Health Highlights: Oct. 1, 2012
Here are some of the latest health and medical news developments, compiled by the editors of HealthDay:
California Bans Gay 'Cure' Therapies
Controversial therapies to "cure" homosexuality in teens will be banned in California, making it the first state to take such action.
The law, which was signed into law Saturday and takes effect Jan. 1, was welcomed by gay rights groups across the country. They say the therapies can cause serious emotional harm to gay and lesbian youth, The New York Times reported.
"This bill bans nonscientific 'therapies' that have driven young people to depression and suicide," Gov. Jerry Brown said in a statement. "These practices have no basis in science or medicine, and they will now be relegated to the dustbin of quackery."
The law states that no mental health provider shall give minors therapy meant to change their sexual orientation, including efforts to "change behaviors or gender expressions, or to eliminate or reduce sexual or romantic attractions or feelings toward individuals of the same sex," the Times reported.
The law was supported by many medical and psychological societies, as well by gay rights advocates.
However, some therapists and conservative religious leaders who say they say can affect homosexual feelings denounced the new law as a violation of free choice, the Times reported.
Proper Prescribing of Opioid Painkillers Focus of Online Program

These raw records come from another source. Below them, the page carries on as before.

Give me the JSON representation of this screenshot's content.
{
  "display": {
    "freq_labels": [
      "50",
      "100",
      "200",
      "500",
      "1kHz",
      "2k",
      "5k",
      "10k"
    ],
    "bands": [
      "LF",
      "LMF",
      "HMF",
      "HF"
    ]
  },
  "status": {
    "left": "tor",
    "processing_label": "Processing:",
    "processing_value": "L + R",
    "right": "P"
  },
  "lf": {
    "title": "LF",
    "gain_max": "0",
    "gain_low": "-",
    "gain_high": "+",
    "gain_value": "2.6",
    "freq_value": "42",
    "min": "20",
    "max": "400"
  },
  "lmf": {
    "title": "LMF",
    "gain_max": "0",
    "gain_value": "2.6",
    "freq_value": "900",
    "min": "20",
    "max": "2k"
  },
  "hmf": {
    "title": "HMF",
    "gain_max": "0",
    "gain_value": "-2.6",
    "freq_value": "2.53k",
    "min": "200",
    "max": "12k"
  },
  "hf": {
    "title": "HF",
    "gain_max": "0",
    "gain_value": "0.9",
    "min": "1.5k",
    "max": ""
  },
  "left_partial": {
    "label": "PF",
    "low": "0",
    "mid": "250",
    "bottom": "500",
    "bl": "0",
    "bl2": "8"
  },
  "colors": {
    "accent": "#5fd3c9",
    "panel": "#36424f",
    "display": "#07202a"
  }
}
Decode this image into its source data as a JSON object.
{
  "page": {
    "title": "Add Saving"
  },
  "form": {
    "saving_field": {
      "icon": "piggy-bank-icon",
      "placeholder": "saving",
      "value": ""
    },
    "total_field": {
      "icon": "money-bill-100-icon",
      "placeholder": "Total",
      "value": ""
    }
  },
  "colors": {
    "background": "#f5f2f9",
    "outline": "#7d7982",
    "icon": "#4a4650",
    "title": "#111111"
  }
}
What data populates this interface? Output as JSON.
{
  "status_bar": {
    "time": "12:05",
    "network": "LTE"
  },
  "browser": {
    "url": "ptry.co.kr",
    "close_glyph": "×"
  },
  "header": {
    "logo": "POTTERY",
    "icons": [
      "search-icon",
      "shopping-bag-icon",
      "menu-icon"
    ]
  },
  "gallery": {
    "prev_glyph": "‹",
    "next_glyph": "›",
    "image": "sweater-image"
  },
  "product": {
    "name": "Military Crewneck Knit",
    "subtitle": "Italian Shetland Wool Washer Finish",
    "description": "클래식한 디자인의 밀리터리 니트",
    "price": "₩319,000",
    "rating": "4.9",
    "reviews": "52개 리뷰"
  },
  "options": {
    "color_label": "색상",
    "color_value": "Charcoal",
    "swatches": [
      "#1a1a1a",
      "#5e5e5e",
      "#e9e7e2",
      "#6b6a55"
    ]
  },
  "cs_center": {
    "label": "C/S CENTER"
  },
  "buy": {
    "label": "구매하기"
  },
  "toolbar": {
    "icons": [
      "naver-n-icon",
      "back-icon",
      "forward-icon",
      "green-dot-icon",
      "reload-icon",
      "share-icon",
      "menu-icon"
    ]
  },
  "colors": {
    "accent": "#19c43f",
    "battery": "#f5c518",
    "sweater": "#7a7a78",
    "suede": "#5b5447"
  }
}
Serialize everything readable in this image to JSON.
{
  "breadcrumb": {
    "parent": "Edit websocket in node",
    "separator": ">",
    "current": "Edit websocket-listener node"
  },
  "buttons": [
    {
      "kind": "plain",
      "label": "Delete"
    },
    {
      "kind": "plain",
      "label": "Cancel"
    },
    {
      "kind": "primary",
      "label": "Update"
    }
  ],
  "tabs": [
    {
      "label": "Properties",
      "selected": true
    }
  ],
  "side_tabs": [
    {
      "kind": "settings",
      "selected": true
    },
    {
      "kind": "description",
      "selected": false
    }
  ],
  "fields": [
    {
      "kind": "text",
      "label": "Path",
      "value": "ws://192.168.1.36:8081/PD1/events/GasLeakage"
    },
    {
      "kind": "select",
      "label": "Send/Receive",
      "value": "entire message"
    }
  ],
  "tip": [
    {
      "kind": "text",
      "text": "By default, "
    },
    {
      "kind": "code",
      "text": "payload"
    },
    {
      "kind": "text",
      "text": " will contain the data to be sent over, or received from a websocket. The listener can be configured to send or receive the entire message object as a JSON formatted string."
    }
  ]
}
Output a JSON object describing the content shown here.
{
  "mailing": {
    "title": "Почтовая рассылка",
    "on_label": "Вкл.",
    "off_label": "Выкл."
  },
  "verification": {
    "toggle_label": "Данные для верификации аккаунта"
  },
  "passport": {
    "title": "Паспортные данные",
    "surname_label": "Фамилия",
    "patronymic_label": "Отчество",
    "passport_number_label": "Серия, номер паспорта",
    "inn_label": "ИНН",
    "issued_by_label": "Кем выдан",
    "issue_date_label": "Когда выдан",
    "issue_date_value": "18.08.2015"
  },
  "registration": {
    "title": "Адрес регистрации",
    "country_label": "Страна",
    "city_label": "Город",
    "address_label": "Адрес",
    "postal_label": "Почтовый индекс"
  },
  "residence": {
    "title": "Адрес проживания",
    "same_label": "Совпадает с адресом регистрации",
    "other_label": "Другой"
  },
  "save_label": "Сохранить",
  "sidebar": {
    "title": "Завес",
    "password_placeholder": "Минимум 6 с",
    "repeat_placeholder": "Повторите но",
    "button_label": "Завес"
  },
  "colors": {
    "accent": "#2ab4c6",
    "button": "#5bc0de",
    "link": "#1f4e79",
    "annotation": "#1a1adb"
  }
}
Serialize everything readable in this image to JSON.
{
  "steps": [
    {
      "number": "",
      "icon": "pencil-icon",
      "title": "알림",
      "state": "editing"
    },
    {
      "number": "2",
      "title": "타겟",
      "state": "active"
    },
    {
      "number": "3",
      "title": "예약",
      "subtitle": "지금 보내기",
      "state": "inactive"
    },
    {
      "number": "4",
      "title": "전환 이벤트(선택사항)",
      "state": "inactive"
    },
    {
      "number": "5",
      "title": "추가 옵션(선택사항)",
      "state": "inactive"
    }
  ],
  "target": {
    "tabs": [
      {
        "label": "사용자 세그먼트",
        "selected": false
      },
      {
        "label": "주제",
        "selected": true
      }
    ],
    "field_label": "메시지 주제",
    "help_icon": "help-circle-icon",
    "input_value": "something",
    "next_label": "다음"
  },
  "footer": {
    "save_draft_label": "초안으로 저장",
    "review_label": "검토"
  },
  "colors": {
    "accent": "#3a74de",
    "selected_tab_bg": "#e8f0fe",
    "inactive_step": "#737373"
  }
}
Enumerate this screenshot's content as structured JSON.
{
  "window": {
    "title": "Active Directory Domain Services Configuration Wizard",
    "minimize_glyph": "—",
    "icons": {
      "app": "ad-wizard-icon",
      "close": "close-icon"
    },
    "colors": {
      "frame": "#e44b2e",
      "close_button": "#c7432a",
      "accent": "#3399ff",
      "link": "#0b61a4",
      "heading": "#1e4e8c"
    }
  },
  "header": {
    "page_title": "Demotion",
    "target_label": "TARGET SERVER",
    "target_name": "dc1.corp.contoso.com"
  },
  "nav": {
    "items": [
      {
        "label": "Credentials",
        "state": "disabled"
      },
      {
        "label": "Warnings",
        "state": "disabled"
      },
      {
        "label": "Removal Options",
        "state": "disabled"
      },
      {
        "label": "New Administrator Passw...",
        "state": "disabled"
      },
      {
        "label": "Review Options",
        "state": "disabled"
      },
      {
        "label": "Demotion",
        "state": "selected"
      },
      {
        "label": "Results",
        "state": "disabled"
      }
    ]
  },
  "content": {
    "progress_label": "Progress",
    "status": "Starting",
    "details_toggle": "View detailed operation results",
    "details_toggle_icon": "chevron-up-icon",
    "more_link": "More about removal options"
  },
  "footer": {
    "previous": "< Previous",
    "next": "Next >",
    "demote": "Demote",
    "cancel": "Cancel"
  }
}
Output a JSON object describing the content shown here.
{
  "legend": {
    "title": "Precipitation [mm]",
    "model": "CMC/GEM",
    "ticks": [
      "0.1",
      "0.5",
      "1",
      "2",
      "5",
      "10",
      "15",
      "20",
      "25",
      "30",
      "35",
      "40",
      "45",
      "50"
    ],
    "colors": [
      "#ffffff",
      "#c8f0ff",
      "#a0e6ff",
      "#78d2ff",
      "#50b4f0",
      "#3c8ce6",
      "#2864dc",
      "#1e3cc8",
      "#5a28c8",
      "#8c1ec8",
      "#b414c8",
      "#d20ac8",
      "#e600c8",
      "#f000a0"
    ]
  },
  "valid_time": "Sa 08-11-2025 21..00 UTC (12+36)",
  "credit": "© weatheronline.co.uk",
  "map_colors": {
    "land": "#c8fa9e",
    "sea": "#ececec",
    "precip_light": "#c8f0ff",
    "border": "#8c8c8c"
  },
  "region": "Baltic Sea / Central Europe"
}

A new online tool to help train health-care providers on the proper prescribing of opioid painkillers is meant to reduce addiction and overdose deaths, the U.S. government said Monday.
The new training materials include videos of simulated doctor-patient conversations on the safe and effective use of opioid painkillers, the White House Drug Policy Office and the U.S. National Institute on Drug Abuse said in a news release.
The initiative is part of the effort to combat the nation's epidemic of prescription drug abuse.
"Physicians can be the first line of defense against prescription drug abuse by knowing how to prescribe opioid pain medications safely and effectively," National Institute on Drug Abuse Director Dr. Nora D. Volkow said in the news release. "These CME (continuing medical education) courses provide practical guidance for clinicians in screening their pain patients for risk factors before prescribing. They also help medical professionals identify when patients are abusing their medications, using videos that model effective communication about sensitive issues, without losing sight of addressing pain."
Posted: October 2012